A similar propagation is performed to the right of the seed (or starting cell) and the two trajectories are merged into one. This single trajectory in the spatial and scale domain represents the extracted limb as a whole. Figure shows (in black) the (x,y) region in the image where the mouth limb starting points will be selected. The dimensions of this triangular search region are defined in the figure. Note that the triangle does not extend beyond the face mask so that the mouth search is performed exclusively within the face contour. Any part of the mouth that intersects this triangular search space will trigger limb extraction. Thus, the mouth does not have to be perfectly centered upon the face's mid-line. This can happen if the face has an unusual pose or the eye detection is slightly inaccurate. The triangular search space is superimposed upon the rotated intensity image in Figure . Observe how the mouth is not perfectly aligned with the face's mid-line in Figure . However, it still falls within the generous triangular search region and is thus detectable. Note that this triangular search space is rather redundant. Say a horizontal limb is detected at a seed position (x,y,r) on the image. A very similar limb will probably be detected when we start the limb extraction at (x+1,y,r). Thus, we do not need to start the limb extraction process at every point in the triangle. We merely start the limb extraction once for every value of y in the triangle. For each value of y we select the seeding point (x,y,r) by varying x and r to maximize Srhorizontal(x,y). Then, we begin the limb extraction and extract via propagation the trajectory of the limb towards the left and the right. This is repeated for each value of y in the triangle resulting in a collection of limb axes. The resulting horizontal limb axes are stored as 3D curves (or trajectories) in the spatial-scale domain as shown in Figure . The height in this graph represents the scale or the dimension r of the trajectory. This value of r corresponds directly to the thickness of the limb being extracted. Now, we must test these limbs to determine which of them is the mouth. Some particularly short limbs are present in Figure despite the Gaussian filtering.
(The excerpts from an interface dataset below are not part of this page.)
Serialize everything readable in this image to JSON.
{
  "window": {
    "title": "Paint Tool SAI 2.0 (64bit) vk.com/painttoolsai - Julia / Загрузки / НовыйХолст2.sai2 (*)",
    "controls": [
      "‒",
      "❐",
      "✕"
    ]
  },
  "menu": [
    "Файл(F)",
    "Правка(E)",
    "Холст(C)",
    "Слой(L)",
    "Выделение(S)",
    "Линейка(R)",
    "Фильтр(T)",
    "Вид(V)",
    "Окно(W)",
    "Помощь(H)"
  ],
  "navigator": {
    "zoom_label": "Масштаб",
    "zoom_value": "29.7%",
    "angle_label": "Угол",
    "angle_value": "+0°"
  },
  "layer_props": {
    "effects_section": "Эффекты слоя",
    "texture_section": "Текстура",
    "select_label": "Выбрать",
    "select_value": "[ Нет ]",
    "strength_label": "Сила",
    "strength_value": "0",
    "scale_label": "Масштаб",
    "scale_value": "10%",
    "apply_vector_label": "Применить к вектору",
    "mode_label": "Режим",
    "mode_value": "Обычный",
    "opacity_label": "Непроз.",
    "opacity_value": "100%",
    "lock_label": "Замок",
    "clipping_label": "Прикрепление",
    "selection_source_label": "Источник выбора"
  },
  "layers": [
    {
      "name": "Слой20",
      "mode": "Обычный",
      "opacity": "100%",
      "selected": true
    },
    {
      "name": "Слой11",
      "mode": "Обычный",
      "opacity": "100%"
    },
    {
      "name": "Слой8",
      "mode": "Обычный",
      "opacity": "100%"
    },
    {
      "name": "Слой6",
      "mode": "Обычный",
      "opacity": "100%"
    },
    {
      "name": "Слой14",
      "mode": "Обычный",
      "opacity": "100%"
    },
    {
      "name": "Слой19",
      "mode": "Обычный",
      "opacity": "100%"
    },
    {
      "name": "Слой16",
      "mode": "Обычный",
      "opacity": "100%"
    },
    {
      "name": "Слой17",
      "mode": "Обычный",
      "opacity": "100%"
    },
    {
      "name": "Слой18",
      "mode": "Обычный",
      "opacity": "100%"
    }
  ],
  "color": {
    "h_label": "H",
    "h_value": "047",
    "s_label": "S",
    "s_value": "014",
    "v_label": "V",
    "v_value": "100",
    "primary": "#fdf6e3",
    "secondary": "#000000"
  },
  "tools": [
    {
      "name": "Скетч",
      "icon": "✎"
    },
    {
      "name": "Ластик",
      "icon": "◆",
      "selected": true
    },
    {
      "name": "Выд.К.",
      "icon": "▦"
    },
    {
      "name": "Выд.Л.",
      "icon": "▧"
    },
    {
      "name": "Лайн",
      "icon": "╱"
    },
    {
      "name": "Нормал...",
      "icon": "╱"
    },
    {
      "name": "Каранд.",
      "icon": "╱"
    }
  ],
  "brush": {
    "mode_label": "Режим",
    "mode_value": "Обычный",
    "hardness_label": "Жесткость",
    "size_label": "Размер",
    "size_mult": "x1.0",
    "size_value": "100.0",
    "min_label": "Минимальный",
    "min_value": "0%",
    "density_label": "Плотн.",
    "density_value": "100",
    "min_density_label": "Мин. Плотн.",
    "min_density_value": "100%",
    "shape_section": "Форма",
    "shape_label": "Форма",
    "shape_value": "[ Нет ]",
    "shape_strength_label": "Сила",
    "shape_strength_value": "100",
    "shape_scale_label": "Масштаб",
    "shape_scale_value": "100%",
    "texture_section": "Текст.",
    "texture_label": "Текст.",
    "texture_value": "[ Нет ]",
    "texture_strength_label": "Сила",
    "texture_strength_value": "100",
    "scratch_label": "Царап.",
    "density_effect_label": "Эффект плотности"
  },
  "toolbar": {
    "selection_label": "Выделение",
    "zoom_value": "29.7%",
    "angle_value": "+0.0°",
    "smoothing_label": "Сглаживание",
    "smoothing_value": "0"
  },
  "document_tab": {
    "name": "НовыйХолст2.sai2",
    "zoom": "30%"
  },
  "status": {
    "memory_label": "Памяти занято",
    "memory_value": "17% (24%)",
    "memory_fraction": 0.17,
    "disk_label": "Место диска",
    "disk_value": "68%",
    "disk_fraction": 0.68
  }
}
These limbs will be discarded later since they are too short.    Next: Limb Length and Intensity Up: Mouth Localization Previous: Horizontal Symmetry Projection
Tony Jebara
2000-06-23